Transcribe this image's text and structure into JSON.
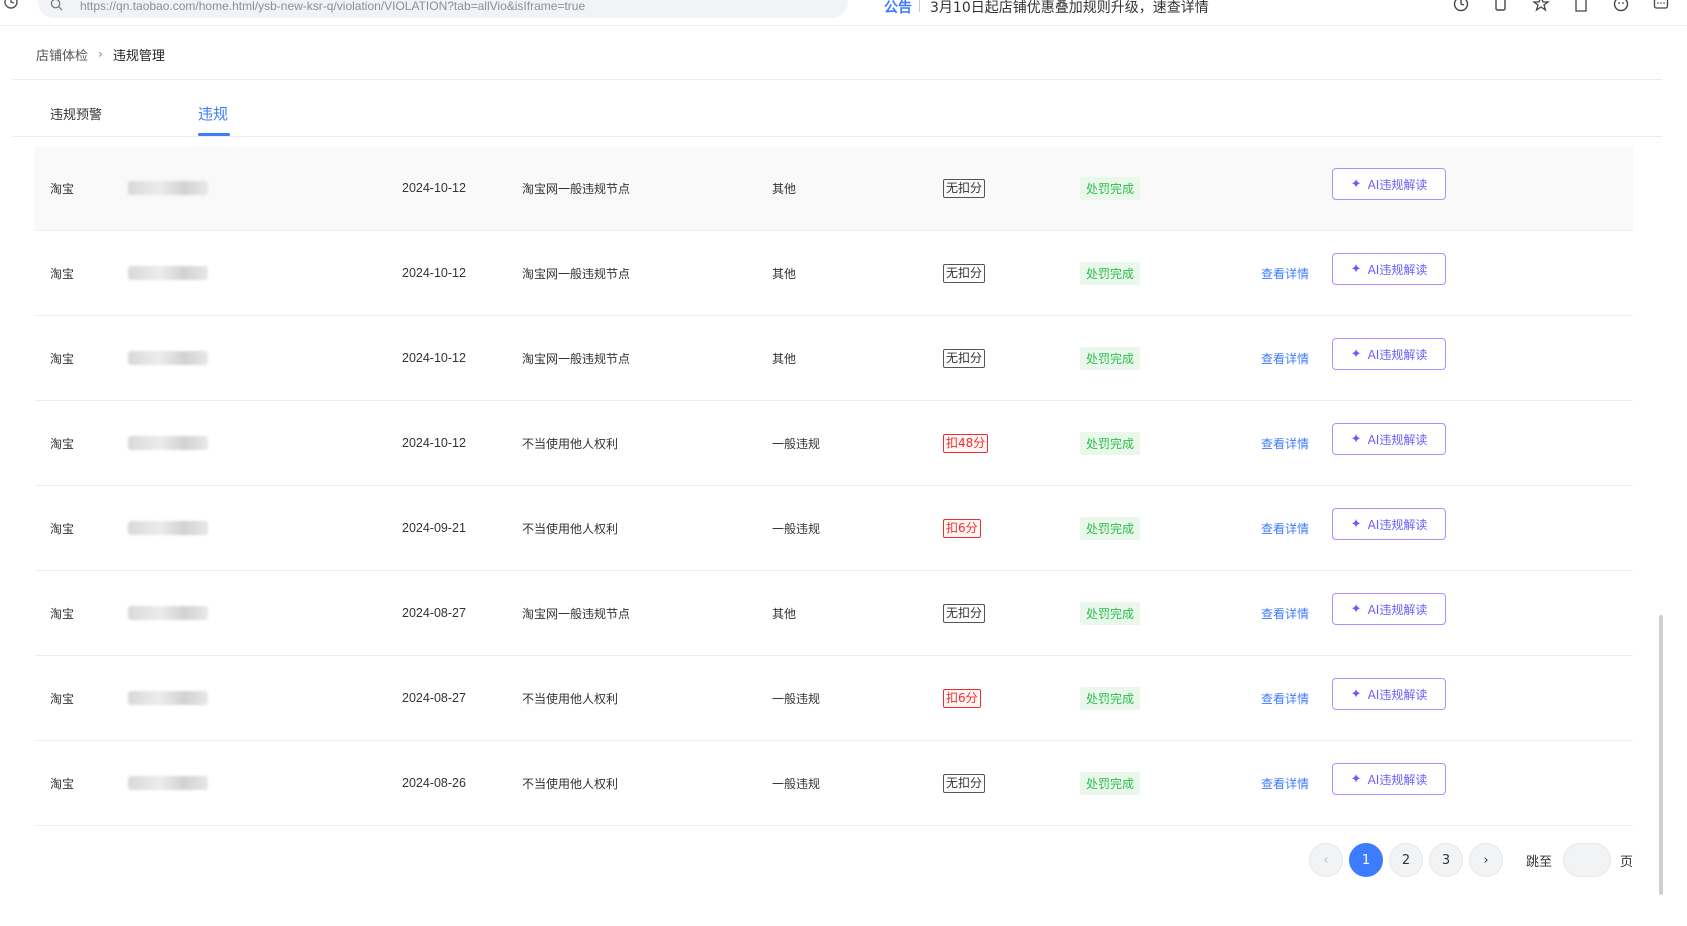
{
  "browser": {
    "url": "https://qn.taobao.com/home.html/ysb-new-ksr-q/violation/VIOLATION?tab=allVio&isIframe=true",
    "notice_label": "公告",
    "notice_text": "3月10日起店铺优惠叠加规则升级，速查详情"
  },
  "breadcrumb": {
    "parent": "店铺体检",
    "separator": "›",
    "current": "违规管理"
  },
  "tabs": {
    "warning": "违规预警",
    "violation": "违规"
  },
  "table": {
    "detail_label": "查看详情",
    "ai_label": "AI违规解读",
    "rows": [
      {
        "platform": "淘宝",
        "date": "2024-10-12",
        "reason": "淘宝网一般违规节点",
        "type": "其他",
        "deduction": "无扣分",
        "deducted": false,
        "status": "处罚完成",
        "has_detail": false
      },
      {
        "platform": "淘宝",
        "date": "2024-10-12",
        "reason": "淘宝网一般违规节点",
        "type": "其他",
        "deduction": "无扣分",
        "deducted": false,
        "status": "处罚完成",
        "has_detail": true
      },
      {
        "platform": "淘宝",
        "date": "2024-10-12",
        "reason": "淘宝网一般违规节点",
        "type": "其他",
        "deduction": "无扣分",
        "deducted": false,
        "status": "处罚完成",
        "has_detail": true
      },
      {
        "platform": "淘宝",
        "date": "2024-10-12",
        "reason": "不当使用他人权利",
        "type": "一般违规",
        "deduction": "扣48分",
        "deducted": true,
        "status": "处罚完成",
        "has_detail": true
      },
      {
        "platform": "淘宝",
        "date": "2024-09-21",
        "reason": "不当使用他人权利",
        "type": "一般违规",
        "deduction": "扣6分",
        "deducted": true,
        "status": "处罚完成",
        "has_detail": true
      },
      {
        "platform": "淘宝",
        "date": "2024-08-27",
        "reason": "淘宝网一般违规节点",
        "type": "其他",
        "deduction": "无扣分",
        "deducted": false,
        "status": "处罚完成",
        "has_detail": true
      },
      {
        "platform": "淘宝",
        "date": "2024-08-27",
        "reason": "不当使用他人权利",
        "type": "一般违规",
        "deduction": "扣6分",
        "deducted": true,
        "status": "处罚完成",
        "has_detail": true
      },
      {
        "platform": "淘宝",
        "date": "2024-08-26",
        "reason": "不当使用他人权利",
        "type": "一般违规",
        "deduction": "无扣分",
        "deducted": false,
        "status": "处罚完成",
        "has_detail": true
      }
    ]
  },
  "pagination": {
    "prev": "‹",
    "next": "›",
    "pages": [
      "1",
      "2",
      "3"
    ],
    "current": "1",
    "jump_label": "跳至",
    "page_suffix": "页"
  },
  "colors": {
    "accent": "#3d7bff",
    "danger": "#e8312f",
    "success": "#2ebd4e",
    "ai_purple": "#6a5cff"
  }
}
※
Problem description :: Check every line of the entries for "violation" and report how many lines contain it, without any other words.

Answer to this task :: 2